The importance of the Shitty First Draft

(Please excuse the Anglo-Saxon synonym for manure used throughout. It is entirely artistically justified. Well, mostly. And it’s shorter to type.)

I asked Father Christmas to bring me the boxset of The IT Crowd this year, partly so I could watch them without watching 20 emotionally needy Microsoft ads on 4OD.  (If Windows 8 was a person it would be one of those semi-successful actors with a statistically average amount of talent and an insatiable lust for validation, who whenever you meet them, either pretend to be your best ever mate despite only having met you once or “accidentally” slip into their unique and refreshing take on Hamlet, which they haven’t been cast for yet but they will be soon, obviously. They do all this very close to your nose and wearing clothes so dangerously hip they could cure a whole geriatric orthopeadic ward with one casual swagger. They will then stare longingly into your eyes until you say the magic words “You are brilliant and will definitely win an Oscar one day.” At that point you run for the twiglets and cheap Sauvignon Blanc while they look for eye contact with their next victim.)

Sorry. Where was I? Oh. The IT Crowd. The main reason I asked Father Christmas for that particular bulge in my stocking was for the audio commentary on Series 4 – which is Graham Linehan‘s guide to writing a sitcom.

One of his tips is that you have to get a first draft written. If you don’t have a first draft, you can’t have second or third draft that makes it even better (and then a fourth, fifth, sixth,… you get the idea). First drafts, shitty first drafts are essential.

He also makes two points that I thought were helpful in trying to get a shitty first draft done.

1. Drafts are disposable. If you are lucky enough to get produced you will write many, many drafts. Don’t get precious about them. If a draft doesn’t work, you can fix it. If you can’t fix it, you can write something else. Just write it, then worry about it. Because the other way around doesn’t work.

2. Plan some funny things for the draft before you start writing. Staring at a blank page hoping something will come into your head is horrible. Graham Linehan says he brainstorms a large number of funny ideas for each show before he starts writing – that way he knows that he will get to a funny bit in moment and that keeps him going plodding through the first draft word by word.
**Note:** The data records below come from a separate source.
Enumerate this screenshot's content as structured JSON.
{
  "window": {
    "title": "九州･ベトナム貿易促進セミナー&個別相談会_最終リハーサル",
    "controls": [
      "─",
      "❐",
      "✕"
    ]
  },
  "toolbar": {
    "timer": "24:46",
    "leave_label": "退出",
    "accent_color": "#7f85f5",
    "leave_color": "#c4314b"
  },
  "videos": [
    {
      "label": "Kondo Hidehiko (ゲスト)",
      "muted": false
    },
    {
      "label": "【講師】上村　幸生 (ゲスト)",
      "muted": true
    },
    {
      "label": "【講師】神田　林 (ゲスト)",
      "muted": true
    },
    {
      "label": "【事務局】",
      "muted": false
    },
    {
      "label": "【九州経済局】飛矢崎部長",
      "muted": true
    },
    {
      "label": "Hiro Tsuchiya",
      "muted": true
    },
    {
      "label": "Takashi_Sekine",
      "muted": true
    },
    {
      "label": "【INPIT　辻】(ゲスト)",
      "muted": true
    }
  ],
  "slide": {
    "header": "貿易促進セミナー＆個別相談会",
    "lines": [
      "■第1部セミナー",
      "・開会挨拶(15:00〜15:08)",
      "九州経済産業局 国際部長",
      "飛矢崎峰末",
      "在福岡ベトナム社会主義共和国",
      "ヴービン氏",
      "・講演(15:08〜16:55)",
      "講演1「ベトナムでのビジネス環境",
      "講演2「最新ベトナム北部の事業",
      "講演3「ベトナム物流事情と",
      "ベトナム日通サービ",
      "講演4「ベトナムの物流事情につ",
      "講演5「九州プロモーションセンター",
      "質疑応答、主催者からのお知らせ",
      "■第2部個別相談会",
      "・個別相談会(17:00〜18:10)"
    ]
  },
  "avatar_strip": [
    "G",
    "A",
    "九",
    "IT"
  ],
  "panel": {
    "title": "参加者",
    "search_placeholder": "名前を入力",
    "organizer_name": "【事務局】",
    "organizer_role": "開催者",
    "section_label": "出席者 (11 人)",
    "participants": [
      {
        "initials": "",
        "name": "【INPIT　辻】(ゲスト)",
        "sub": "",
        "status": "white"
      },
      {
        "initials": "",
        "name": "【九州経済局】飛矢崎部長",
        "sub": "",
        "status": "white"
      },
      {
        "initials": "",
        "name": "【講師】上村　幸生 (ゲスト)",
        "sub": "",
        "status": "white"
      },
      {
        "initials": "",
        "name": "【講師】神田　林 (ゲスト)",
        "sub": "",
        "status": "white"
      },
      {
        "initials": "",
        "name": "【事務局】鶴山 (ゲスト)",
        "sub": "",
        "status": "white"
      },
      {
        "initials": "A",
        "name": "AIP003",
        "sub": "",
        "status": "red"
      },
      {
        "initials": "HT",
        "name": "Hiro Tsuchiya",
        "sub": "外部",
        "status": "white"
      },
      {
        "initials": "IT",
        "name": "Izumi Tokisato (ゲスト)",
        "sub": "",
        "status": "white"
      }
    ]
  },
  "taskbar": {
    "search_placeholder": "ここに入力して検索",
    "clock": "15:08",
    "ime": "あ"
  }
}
In fact he talks about the terrible fear and shame of writing a first draft as he constantly feels “this is shit, it’s not funny, this won’t work”. And that having those preplanned ideas keeps him going.

So even Graham Linehan, the man who wrote or co-wrote Father Ted, Black Books and the IT Crowd, the sketch series Big Train and many other things, spends much of his time thinking his writing isn’t working. I find that really comforting.  If Graham Linehan thinks that… there is hope for me.

I have spend too much of my writing life starting first drafts and then throwing them away when they don’t work. It’s such a relief knowing that you are allowed to “cheat” – by rewriting and rewriting them until they do work.

So go and write a shitty first draft. And then rewrite it and rewrite it until it shines. Come on, David, off you go. Stop blogging, there is shit to be written.